#### [Page and application data records]
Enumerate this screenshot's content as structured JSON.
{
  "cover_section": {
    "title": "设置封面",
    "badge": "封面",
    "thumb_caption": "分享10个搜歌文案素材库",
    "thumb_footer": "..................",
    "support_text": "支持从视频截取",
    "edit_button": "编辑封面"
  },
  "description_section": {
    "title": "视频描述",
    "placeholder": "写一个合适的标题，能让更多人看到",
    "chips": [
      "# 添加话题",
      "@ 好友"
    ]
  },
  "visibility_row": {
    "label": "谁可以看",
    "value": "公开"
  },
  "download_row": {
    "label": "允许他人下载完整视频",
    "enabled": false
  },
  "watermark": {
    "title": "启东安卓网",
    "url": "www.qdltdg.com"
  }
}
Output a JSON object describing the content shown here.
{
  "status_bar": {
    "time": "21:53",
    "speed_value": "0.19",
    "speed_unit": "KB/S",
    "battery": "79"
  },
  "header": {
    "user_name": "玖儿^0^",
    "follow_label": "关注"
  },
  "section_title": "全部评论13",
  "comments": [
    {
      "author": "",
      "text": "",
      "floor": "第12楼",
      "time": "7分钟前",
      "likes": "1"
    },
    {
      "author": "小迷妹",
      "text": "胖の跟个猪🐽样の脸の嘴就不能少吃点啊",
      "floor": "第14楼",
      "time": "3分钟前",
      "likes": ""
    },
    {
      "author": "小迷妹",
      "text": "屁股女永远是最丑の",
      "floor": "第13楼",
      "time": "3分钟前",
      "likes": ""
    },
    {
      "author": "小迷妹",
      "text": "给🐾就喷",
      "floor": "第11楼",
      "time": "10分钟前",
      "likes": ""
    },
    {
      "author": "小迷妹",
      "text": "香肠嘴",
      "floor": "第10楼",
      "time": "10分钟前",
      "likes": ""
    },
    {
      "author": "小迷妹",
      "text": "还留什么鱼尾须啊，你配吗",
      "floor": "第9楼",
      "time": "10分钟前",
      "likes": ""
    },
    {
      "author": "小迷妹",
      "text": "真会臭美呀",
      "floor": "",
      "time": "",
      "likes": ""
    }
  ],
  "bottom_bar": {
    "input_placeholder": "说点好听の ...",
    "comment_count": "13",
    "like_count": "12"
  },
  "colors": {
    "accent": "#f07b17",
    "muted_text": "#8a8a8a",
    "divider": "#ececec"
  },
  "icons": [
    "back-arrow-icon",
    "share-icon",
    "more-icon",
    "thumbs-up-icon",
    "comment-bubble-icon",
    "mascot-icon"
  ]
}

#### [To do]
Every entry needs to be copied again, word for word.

#### [Output for this task]
Enumerate this screenshot's content as structured JSON.
{
  "cover_section": {
    "title": "设置封面",
    "badge": "封面",
    "thumb_caption": "分享10个搜歌文案素材库",
    "thumb_footer": "..................",
    "support_text": "支持从视频截取",
    "edit_button": "编辑封面"
  },
  "description_section": {
    "title": "视频描述",
    "placeholder": "写一个合适的标题，能让更多人看到",
    "chips": [
      "# 添加话题",
      "@ 好友"
    ]
  },
  "visibility_row": {
    "label": "谁可以看",
    "value": "公开"
  },
  "download_row": {
    "label": "允许他人下载完整视频",
    "enabled": false
  },
  "watermark": {
    "title": "启东安卓网",
    "url": "www.qdltdg.com"
  }
}
Output a JSON object describing the content shown here.
{
  "status_bar": {
    "time": "21:53",
    "speed_value": "0.19",
    "speed_unit": "KB/S",
    "battery": "79"
  },
  "header": {
    "user_name": "玖儿^0^",
    "follow_label": "关注"
  },
  "section_title": "全部评论13",
  "comments": [
    {
      "author": "",
      "text": "",
      "floor": "第12楼",
      "time": "7分钟前",
      "likes": "1"
    },
    {
      "author": "小迷妹",
      "text": "胖の跟个猪🐽样の脸の嘴就不能少吃点啊",
      "floor": "第14楼",
      "time": "3分钟前",
      "likes": ""
    },
    {
      "author": "小迷妹",
      "text": "屁股女永远是最丑の",
      "floor": "第13楼",
      "time": "3分钟前",
      "likes": ""
    },
    {
      "author": "小迷妹",
      "text": "给🐾就喷",
      "floor": "第11楼",
      "time": "10分钟前",
      "likes": ""
    },
    {
      "author": "小迷妹",
      "text": "香肠嘴",
      "floor": "第10楼",
      "time": "10分钟前",
      "likes": ""
    },
    {
      "author": "小迷妹",
      "text": "还留什么鱼尾须啊，你配吗",
      "floor": "第9楼",
      "time": "10分钟前",
      "likes": ""
    },
    {
      "author": "小迷妹",
      "text": "真会臭美呀",
      "floor": "",
      "time": "",
      "likes": ""
    }
  ],
  "bottom_bar": {
    "input_placeholder": "说点好听の ...",
    "comment_count": "13",
    "like_count": "12"
  },
  "colors": {
    "accent": "#f07b17",
    "muted_text": "#8a8a8a",
    "divider": "#ececec"
  },
  "icons": [
    "back-arrow-icon",
    "share-icon",
    "more-icon",
    "thumbs-up-icon",
    "comment-bubble-icon",
    "mascot-icon"
  ]
}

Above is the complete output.